|2||Chapters 11 and 14 from Printed Circuits Handbook, edited by Clyde F. Coombs, McGraw Hill, 1988.|
|3||Plastics Compounding, Jul./Aug. 1988, pp. 35-45.|
|4||Pp. 48 to 78 (Chapter 4 by Kenneth E. Atkins) in "Sheet Molding Compounds", edited by Hamid Kia (1993).|
|Citing Patent||Filing date||Publication date||Applicant||Title|
|US6831116 *||Dec 8, 2000||Dec 14, 2004||Landec Corporation||Polymeric modifying agents|
|US7473417||Aug 10, 2005||Jan 6, 2009||Reva Medical, Inc.||Inherently radiopaque bioresorbable polymers for multiple uses|
|US7939611||Jul 7, 2005||May 10, 2011||Reva Medical, Inc.||Side-chain crystallizable polymers for medical applications|
|US8034365||Oct 16, 2007||Oct 11, 2011||Reva Medical, Inc.||N-substituted monomers and polymers|
|US8124700||May 5, 2011||Feb 28, 2012||Reva Medical, Inc.||Side-chain crystallizable polymers for medical applications|
|US8133959||May 5, 2011||Mar 13, 2012||Reva Medical, Inc.||Side-chain crystallizable polymers for medical applications|
|US8288590||Jul 14, 2011||Oct 16, 2012||Rutgers, The State University Of New Jersey||N-substituted monomers and polymers|
|US8703113||Jan 18, 2006||Apr 22, 2014||Reva Medical Inc.||Side-chain crystallizable polymers for medical applications|
|US20060024266 *||Jul 7, 2005||Feb 2, 2006||Brandom Donald K||Side-chain crystallizable polymers for medical applications|

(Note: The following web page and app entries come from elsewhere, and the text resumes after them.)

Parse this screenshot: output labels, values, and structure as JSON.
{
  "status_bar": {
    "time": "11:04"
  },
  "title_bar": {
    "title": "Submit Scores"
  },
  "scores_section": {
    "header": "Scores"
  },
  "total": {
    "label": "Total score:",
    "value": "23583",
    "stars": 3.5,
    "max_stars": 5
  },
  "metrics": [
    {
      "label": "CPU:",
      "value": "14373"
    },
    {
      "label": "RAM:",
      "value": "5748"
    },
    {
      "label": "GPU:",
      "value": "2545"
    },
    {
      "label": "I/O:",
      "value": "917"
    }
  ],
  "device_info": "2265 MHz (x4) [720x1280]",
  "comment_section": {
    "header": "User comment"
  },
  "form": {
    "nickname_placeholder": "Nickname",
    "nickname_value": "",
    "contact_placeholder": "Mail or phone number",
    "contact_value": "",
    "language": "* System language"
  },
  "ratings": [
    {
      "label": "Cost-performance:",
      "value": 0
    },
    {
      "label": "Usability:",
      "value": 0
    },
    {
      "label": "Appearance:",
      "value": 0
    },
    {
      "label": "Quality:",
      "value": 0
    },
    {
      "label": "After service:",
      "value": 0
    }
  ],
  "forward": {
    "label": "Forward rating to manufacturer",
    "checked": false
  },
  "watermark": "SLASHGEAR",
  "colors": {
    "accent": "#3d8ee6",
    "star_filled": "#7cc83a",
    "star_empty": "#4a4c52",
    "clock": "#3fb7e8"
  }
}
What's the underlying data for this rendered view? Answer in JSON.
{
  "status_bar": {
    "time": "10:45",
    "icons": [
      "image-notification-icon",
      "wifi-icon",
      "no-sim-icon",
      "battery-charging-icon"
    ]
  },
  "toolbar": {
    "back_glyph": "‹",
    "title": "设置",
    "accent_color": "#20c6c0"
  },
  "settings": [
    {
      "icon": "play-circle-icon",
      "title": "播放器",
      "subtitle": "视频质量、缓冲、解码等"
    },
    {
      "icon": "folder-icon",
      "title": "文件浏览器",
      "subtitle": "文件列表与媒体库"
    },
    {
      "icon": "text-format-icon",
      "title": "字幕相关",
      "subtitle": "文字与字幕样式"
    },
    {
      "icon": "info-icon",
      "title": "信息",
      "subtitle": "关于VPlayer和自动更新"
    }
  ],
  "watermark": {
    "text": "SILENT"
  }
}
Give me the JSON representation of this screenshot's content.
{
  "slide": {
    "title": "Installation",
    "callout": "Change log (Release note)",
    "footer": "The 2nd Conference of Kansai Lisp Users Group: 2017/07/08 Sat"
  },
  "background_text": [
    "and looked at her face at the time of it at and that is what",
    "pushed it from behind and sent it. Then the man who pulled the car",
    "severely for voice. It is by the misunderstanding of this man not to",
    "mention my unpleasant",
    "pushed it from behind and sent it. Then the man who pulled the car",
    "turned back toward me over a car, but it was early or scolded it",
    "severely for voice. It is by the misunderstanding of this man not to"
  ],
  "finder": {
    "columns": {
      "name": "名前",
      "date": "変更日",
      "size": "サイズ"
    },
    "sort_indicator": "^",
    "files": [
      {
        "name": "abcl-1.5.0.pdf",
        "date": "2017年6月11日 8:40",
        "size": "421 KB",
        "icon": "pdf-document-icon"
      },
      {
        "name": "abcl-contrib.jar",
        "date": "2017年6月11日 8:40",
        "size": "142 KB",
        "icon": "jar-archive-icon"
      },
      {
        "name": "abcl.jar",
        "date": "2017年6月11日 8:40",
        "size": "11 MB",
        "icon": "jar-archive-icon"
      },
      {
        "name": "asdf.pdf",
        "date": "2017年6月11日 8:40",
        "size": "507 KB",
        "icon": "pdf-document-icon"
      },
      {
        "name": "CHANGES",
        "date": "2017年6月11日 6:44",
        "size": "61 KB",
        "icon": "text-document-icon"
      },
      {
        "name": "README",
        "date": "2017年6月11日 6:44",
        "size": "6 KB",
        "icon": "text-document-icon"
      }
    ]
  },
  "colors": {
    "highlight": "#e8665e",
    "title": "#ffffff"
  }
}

|US20060036316 *||Aug 10, 2005||Feb 16, 2006||Joan Zeltinger||Inherently radiopaque bioresorbable polymers for multiple uses|
|US20060182779 *||Jan 18, 2006||Aug 17, 2006||Brandom Donald K||Side-chain crystallizable polymers for medical applications|
|US20110213090 *||May 5, 2011||Sep 1, 2011||Reva Medical, Inc.||Side-chain crystallizable polymers for medical applications|
|EP2298439A2||Sep 20, 2010||Mar 23, 2011||International Flavors & Fragrances Inc.||Encapsulated active material|
|EP2502619A2||Dec 3, 2008||Sep 26, 2012||Landec Corporation||Systems and methods for delivery of materials|
|EP2860237A1||Oct 9, 2014||Apr 15, 2015||International Flavors & Fragrances Inc.||Terpolymer-coated polymer encapsulated active material|
|EP2862597A1||Oct 16, 2014||Apr 22, 2015||International Flavors & Fragrances Inc.||Stable, flowable silica capsule formulation|
|EP2865423A2||Oct 17, 2014||Apr 29, 2015||International Flavors & Fragrances Inc.||Hybrid fragrance encapsulate formulation and method for using the same|
|WO2017040244A1||Aug 26, 2016||Mar 9, 2017||Landec Corporation||Coated substrates and compositions for coating substrates|
|WO2017040339A1||Aug 26, 2016||Mar 9, 2017||Landec Corporation||Coated substrates and compositions for coating substrates|
|U.S. Classification||525/107, 525/420, 525/144, 525/132, 525/143, 525/408, 525/119, 525/118, 525/218, 525/92.00K, 525/263, 525/184, 525/121, 525/145, 525/122, 525/221, 525/305, 525/65, 525/74, 525/403, 525/423, 525/142, 525/405, 525/438, 525/199, 525/64, 525/168, 525/442, 525/183, 525/182, 525/424, 525/227, 525/169, 525/149, 525/444, 525/92.00C, 525/117, 525/92.00H, 525/414, 525/69, 525/92.00R, 525/66, 525/240, 525/92.00F, 525/208, 525/426, 525/170, 525/410, 525/77, 525/200, 525/293, 525/429, 525/425, 525/68, 525/445, 525/411, 525/407, 525/123, 525/412, 525/120, 525/446, 525/409, 525/404, 525/241|
|May 1, 2006||FPAY||Fee payment|
Year of fee payment: 4
|Jun 8, 2010||FPAY||Fee payment|
Year of fee payment: 8
|Jul 18, 2014||REMI||Maintenance fee reminder mailed|
|Dec 10, 2014||LAPS||Lapse for failure to pay maintenance fees|
|Jan 27, 2015||FP||Expired due to failure to pay maintenance fee|
Effective date: 20141210